[Work to be completed]:
Without omitting anything, retype the data that follows.

[Data section]:
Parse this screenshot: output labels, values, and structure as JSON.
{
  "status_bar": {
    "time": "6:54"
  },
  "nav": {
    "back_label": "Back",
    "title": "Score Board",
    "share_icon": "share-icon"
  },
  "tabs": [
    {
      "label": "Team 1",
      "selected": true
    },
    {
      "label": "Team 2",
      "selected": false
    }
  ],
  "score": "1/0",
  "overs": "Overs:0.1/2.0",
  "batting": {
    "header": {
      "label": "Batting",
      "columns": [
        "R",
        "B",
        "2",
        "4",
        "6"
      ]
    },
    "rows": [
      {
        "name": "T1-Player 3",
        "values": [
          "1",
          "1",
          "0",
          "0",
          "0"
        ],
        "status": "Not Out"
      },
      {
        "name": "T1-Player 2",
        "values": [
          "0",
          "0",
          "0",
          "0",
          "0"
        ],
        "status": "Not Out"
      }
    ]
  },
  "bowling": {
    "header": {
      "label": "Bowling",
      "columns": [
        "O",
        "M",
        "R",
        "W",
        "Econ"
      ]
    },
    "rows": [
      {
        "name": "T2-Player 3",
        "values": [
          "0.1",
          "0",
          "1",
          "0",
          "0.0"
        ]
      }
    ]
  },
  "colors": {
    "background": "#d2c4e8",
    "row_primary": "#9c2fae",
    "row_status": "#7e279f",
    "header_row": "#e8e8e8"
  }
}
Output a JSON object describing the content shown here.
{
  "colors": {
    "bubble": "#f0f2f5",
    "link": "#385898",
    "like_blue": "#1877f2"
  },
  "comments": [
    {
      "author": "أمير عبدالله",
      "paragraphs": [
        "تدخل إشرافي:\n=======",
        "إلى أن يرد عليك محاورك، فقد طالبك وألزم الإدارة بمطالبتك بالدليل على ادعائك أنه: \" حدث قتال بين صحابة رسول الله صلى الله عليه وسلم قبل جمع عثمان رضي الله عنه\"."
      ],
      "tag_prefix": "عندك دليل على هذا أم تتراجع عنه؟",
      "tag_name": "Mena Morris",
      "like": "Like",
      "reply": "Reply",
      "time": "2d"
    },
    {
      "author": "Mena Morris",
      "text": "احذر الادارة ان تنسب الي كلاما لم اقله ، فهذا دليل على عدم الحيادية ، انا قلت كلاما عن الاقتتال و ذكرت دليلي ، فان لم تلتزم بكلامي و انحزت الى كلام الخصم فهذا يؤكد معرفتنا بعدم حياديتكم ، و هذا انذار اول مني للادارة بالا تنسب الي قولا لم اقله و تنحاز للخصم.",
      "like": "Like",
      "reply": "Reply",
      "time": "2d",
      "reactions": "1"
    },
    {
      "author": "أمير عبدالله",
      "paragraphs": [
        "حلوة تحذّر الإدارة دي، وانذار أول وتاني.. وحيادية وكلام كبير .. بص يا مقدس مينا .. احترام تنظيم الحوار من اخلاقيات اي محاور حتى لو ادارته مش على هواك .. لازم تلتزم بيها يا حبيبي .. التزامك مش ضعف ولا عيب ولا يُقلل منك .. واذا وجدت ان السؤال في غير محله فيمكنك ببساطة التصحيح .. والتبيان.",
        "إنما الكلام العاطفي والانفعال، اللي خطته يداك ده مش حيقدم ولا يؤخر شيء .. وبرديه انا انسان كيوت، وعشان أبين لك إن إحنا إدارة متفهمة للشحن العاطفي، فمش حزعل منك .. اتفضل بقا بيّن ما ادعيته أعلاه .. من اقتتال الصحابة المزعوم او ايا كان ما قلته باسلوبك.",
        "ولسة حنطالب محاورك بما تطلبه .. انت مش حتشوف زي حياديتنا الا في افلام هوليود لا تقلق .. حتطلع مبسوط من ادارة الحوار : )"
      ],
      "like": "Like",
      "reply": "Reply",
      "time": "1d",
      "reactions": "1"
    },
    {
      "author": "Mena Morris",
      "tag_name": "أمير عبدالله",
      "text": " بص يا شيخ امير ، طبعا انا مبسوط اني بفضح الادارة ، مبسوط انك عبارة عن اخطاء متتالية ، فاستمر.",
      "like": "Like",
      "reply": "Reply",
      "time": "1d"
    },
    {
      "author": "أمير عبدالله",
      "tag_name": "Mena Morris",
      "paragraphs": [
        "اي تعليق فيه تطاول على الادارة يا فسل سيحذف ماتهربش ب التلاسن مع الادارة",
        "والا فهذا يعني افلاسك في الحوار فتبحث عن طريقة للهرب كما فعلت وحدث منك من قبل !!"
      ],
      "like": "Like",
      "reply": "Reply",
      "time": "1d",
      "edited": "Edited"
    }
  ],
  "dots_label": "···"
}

[Exercise response]:
Parse this screenshot: output labels, values, and structure as JSON.
{
  "status_bar": {
    "time": "6:54"
  },
  "nav": {
    "back_label": "Back",
    "title": "Score Board",
    "share_icon": "share-icon"
  },
  "tabs": [
    {
      "label": "Team 1",
      "selected": true
    },
    {
      "label": "Team 2",
      "selected": false
    }
  ],
  "score": "1/0",
  "overs": "Overs:0.1/2.0",
  "batting": {
    "header": {
      "label": "Batting",
      "columns": [
        "R",
        "B",
        "2",
        "4",
        "6"
      ]
    },
    "rows": [
      {
        "name": "T1-Player 3",
        "values": [
          "1",
          "1",
          "0",
          "0",
          "0"
        ],
        "status": "Not Out"
      },
      {
        "name": "T1-Player 2",
        "values": [
          "0",
          "0",
          "0",
          "0",
          "0"
        ],
        "status": "Not Out"
      }
    ]
  },
  "bowling": {
    "header": {
      "label": "Bowling",
      "columns": [
        "O",
        "M",
        "R",
        "W",
        "Econ"
      ]
    },
    "rows": [
      {
        "name": "T2-Player 3",
        "values": [
          "0.1",
          "0",
          "1",
          "0",
          "0.0"
        ]
      }
    ]
  },
  "colors": {
    "background": "#d2c4e8",
    "row_primary": "#9c2fae",
    "row_status": "#7e279f",
    "header_row": "#e8e8e8"
  }
}
Output a JSON object describing the content shown here.
{
  "colors": {
    "bubble": "#f0f2f5",
    "link": "#385898",
    "like_blue": "#1877f2"
  },
  "comments": [
    {
      "author": "أمير عبدالله",
      "paragraphs": [
        "تدخل إشرافي:\n=======",
        "إلى أن يرد عليك محاورك، فقد طالبك وألزم الإدارة بمطالبتك بالدليل على ادعائك أنه: \" حدث قتال بين صحابة رسول الله صلى الله عليه وسلم قبل جمع عثمان رضي الله عنه\"."
      ],
      "tag_prefix": "عندك دليل على هذا أم تتراجع عنه؟",
      "tag_name": "Mena Morris",
      "like": "Like",
      "reply": "Reply",
      "time": "2d"
    },
    {
      "author": "Mena Morris",
      "text": "احذر الادارة ان تنسب الي كلاما لم اقله ، فهذا دليل على عدم الحيادية ، انا قلت كلاما عن الاقتتال و ذكرت دليلي ، فان لم تلتزم بكلامي و انحزت الى كلام الخصم فهذا يؤكد معرفتنا بعدم حياديتكم ، و هذا انذار اول مني للادارة بالا تنسب الي قولا لم اقله و تنحاز للخصم.",
      "like": "Like",
      "reply": "Reply",
      "time": "2d",
      "reactions": "1"
    },
    {
      "author": "أمير عبدالله",
      "paragraphs": [
        "حلوة تحذّر الإدارة دي، وانذار أول وتاني.. وحيادية وكلام كبير .. بص يا مقدس مينا .. احترام تنظيم الحوار من اخلاقيات اي محاور حتى لو ادارته مش على هواك .. لازم تلتزم بيها يا حبيبي .. التزامك مش ضعف ولا عيب ولا يُقلل منك .. واذا وجدت ان السؤال في غير محله فيمكنك ببساطة التصحيح .. والتبيان.",
        "إنما الكلام العاطفي والانفعال، اللي خطته يداك ده مش حيقدم ولا يؤخر شيء .. وبرديه انا انسان كيوت، وعشان أبين لك إن إحنا إدارة متفهمة للشحن العاطفي، فمش حزعل منك .. اتفضل بقا بيّن ما ادعيته أعلاه .. من اقتتال الصحابة المزعوم او ايا كان ما قلته باسلوبك.",
        "ولسة حنطالب محاورك بما تطلبه .. انت مش حتشوف زي حياديتنا الا في افلام هوليود لا تقلق .. حتطلع مبسوط من ادارة الحوار : )"
      ],
      "like": "Like",
      "reply": "Reply",
      "time": "1d",
      "reactions": "1"
    },
    {
      "author": "Mena Morris",
      "tag_name": "أمير عبدالله",
      "text": " بص يا شيخ امير ، طبعا انا مبسوط اني بفضح الادارة ، مبسوط انك عبارة عن اخطاء متتالية ، فاستمر.",
      "like": "Like",
      "reply": "Reply",
      "time": "1d"
    },
    {
      "author": "أمير عبدالله",
      "tag_name": "Mena Morris",
      "paragraphs": [
        "اي تعليق فيه تطاول على الادارة يا فسل سيحذف ماتهربش ب التلاسن مع الادارة",
        "والا فهذا يعني افلاسك في الحوار فتبحث عن طريقة للهرب كما فعلت وحدث منك من قبل !!"
      ],
      "like": "Like",
      "reply": "Reply",
      "time": "1d",
      "edited": "Edited"
    }
  ],
  "dots_label": "···"
}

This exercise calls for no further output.